construction team

Get to know your team.

Flawless teamwork is not accidental but is a result of conscious efforts from all the team members. It would help if you got to know your team and check for a few key elements. Lead and listen to your team both professionally and on a personal aspect. This builds trust and boosts communication.

Ensure every team member has clear roles. A clear recipe is a team with good communication, cooperation, and clear objectives.

Compare pricing

Don't rush into acquiring materials, labor, or any other expenses within your budgetary constraints without performing due diligence. Different factors come into play in the cost estimation of commercial projects. Building types impact the average cost per square foot. When it comes to materials, the designer's material takeoff list has a lot of impacts. For instance, a steel building with extensive fabrication will be more costly. Prefabricated units can be a bit more expensive and drive up the price.
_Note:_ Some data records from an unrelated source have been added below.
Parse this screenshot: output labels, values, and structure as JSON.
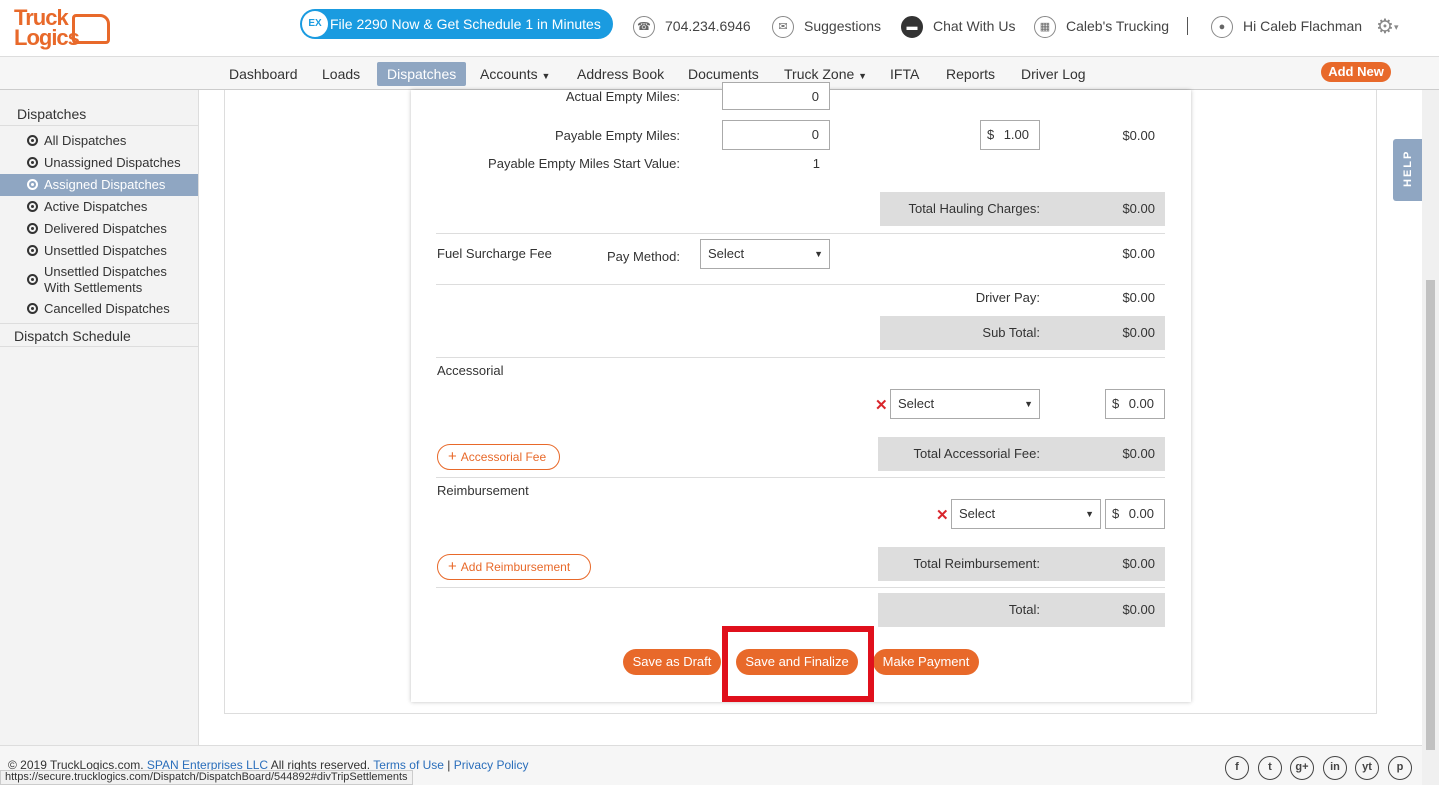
{
  "header": {
    "logo_line1": "Truck",
    "logo_line2": "Logics",
    "promo_badge": "EX",
    "promo": "File 2290 Now & Get Schedule 1 in Minutes",
    "phone": "704.234.6946",
    "suggestions": "Suggestions",
    "chat": "Chat With Us",
    "company": "Caleb's Trucking",
    "greeting": "Hi Caleb Flachman"
  },
  "nav": {
    "items": [
      "Dashboard",
      "Loads",
      "Dispatches",
      "Accounts",
      "Address Book",
      "Documents",
      "Truck Zone",
      "IFTA",
      "Reports",
      "Driver Log"
    ],
    "active": "Dispatches",
    "add_new": "Add New"
  },
  "sidebar": {
    "heading": "Dispatches",
    "items": [
      "All Dispatches",
      "Unassigned Dispatches",
      "Assigned Dispatches",
      "Active Dispatches",
      "Delivered Dispatches",
      "Unsettled Dispatches",
      "Unsettled Dispatches With Settlements",
      "Cancelled Dispatches"
    ],
    "active": "Assigned Dispatches",
    "schedule": "Dispatch Schedule"
  },
  "form": {
    "actual_empty_miles_label": "Actual Empty Miles:",
    "actual_empty_miles_value": "0",
    "payable_empty_miles_label": "Payable Empty Miles:",
    "payable_empty_miles_value": "0",
    "rate_symbol": "$",
    "rate_value": "1.00",
    "payable_amount": "$0.00",
    "start_value_label": "Payable Empty Miles Start Value:",
    "start_value": "1",
    "total_hauling_label": "Total Hauling Charges:",
    "total_hauling_value": "$0.00",
    "fuel_label": "Fuel Surcharge Fee",
    "pay_method_label": "Pay Method:",
    "pay_method_value": "Select",
    "fuel_amount": "$0.00",
    "driver_pay_label": "Driver Pay:",
    "driver_pay_value": "$0.00",
    "sub_total_label": "Sub Total:",
    "sub_total_value": "$0.00",
    "accessorial_label": "Accessorial",
    "accessorial_select": "Select",
    "accessorial_amount": "0.00",
    "add_accessorial": "Accessorial Fee",
    "total_accessorial_label": "Total Accessorial Fee:",
    "total_accessorial_value": "$0.00",
    "reimbursement_label": "Reimbursement",
    "reimbursement_select": "Select",
    "reimbursement_amount": "0.00",
    "add_reimbursement": "Add Reimbursement",
    "total_reimbursement_label": "Total Reimbursement:",
    "total_reimbursement_value": "$0.00",
    "total_label": "Total:",
    "total_value": "$0.00"
  },
  "actions": {
    "save_draft": "Save as Draft",
    "save_finalize": "Save and Finalize",
    "make_payment": "Make Payment"
  },
  "help": "HELP",
  "footer": {
    "copyright": "© 2019 TruckLogics.com.",
    "company": "SPAN Enterprises LLC",
    "rights": "All rights reserved.",
    "terms": "Terms of Use",
    "sep": "|",
    "privacy": "Privacy Policy",
    "social": [
      "f",
      "t",
      "g+",
      "in",
      "yt",
      "p"
    ]
  },
  "status_url": "https://secure.trucklogics.com/Dispatch/DispatchBoard/544892#divTripSettlements",
  "colors": {
    "accent": "#e8692a",
    "nav_active": "#8fa6c2",
    "promo": "#1a9be0",
    "highlight": "#e0101c"
  }
}
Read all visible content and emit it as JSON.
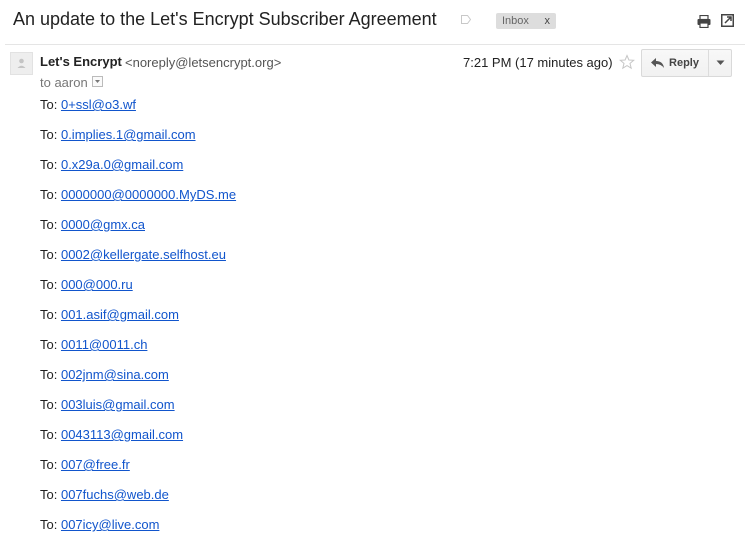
{
  "subject": "An update to the Let's Encrypt Subscriber Agreement",
  "label_badge": {
    "text": "Inbox",
    "remove": "x"
  },
  "icons": {
    "label": "label-tag-icon",
    "print": "print-icon",
    "new_window": "new-window-icon",
    "avatar": "avatar-icon",
    "star": "star-icon",
    "reply": "reply-arrow-icon",
    "more": "dropdown-arrow-icon",
    "details": "show-details-icon"
  },
  "message": {
    "sender_name": "Let's Encrypt",
    "sender_email": "<noreply@letsencrypt.org>",
    "to_line": "to aaron",
    "timestamp": "7:21 PM (17 minutes ago)",
    "reply_label": "Reply"
  },
  "body": {
    "recipient_prefix": "To:",
    "recipients": [
      "0+ssl@o3.wf",
      "0.implies.1@gmail.com",
      "0.x29a.0@gmail.com",
      "0000000@0000000.MyDS.me",
      "0000@gmx.ca",
      "0002@kellergate.selfhost.eu",
      "000@000.ru",
      "001.asif@gmail.com",
      "0011@0011.ch",
      "002jnm@sina.com",
      "003luis@gmail.com",
      "0043113@gmail.com",
      "007@free.fr",
      "007fuchs@web.de",
      "007icy@live.com"
    ]
  },
  "colors": {
    "link": "#1155cc",
    "badge_bg": "#dddddd",
    "text": "#222222",
    "muted": "#777777"
  }
}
Ensure estimates are accurate.

This might seem generic advice, but there are many ways you can incur unforeseeable costs in any construction project. To avoid this, you need to properly carry out your estimates and be ahead of the expenses at all times. Consult with professionals to know all the costs required from the beginning to the end and carry out accurate revenue projections.

The benefits of cost estimation include limiting delays and managing your materials.

Prepare for change orders.

Change is almost always inevitable in the construction process. When a contractor takes up a project, he should be ready for these change orders. Change orders are common in construction but, at the same time, are also a pain point if improperly handled. Contractors can prepare for these change orders by using clear systematic procedures from the start. The contract should be reviewed in anticipation to change and proper communication channels put in place to manage the change orders.

Frequently Asked Questions

How much does it cost to build a commercial building?

Commercial buildings vary in scope, budget, building type, labor and finishes, and location. The office building construction cost per square foot average cost ranges from $16 to $20 per square foot. However, depending on the factors stated above, they can shoot up to $30 to $40 per square foot.

How long does it take to build a commercial building?

Factors affecting a building's price are the materials used, labor, finances, and all-year-round climate. With all factors considered and proper planning in place, a 10000 square feet building takes between 5 to 6 months to build, while a 50000 square feet building takes 6 to 8 months to finish constructing.

What is considered a commercial building?

A commercial building is a building with over 50% of the floor space used for commercial activities.

How many parking spaces are required for a commercial building?

Different buildings have varying parking ratios that govern the relationship between building size and parking spaces. A standard commercial building needs about five parking spaces per 1000 square feet. Buildings used as call centers and medical offices may need more space. The correct number depends on the building occupancy and the modes of transport people use to access the building.

Is a church considered a commercial building?

As per the International Building Code, churches are classified as commercial buildings.

What is the wall thickness of a commercial building?

The minimum thickness for a commercial building is 5.5 inches, but the most widely adopted thickness is 7.25 inches.

Is an apartment building residential or commercial?

Apartment buildings are designed for residential use, but large-scale apartment complexes are considered commercial buildings as they are leased out for rent.

Final Thoughts

Setting up a commercial building sometimes seems like a daunting task, but with an air-tight construction plan, the journey can start and end smoothly. Involving and managing the best team scales up the performance and lets you meet your expectations in a timely and cost-effective manner.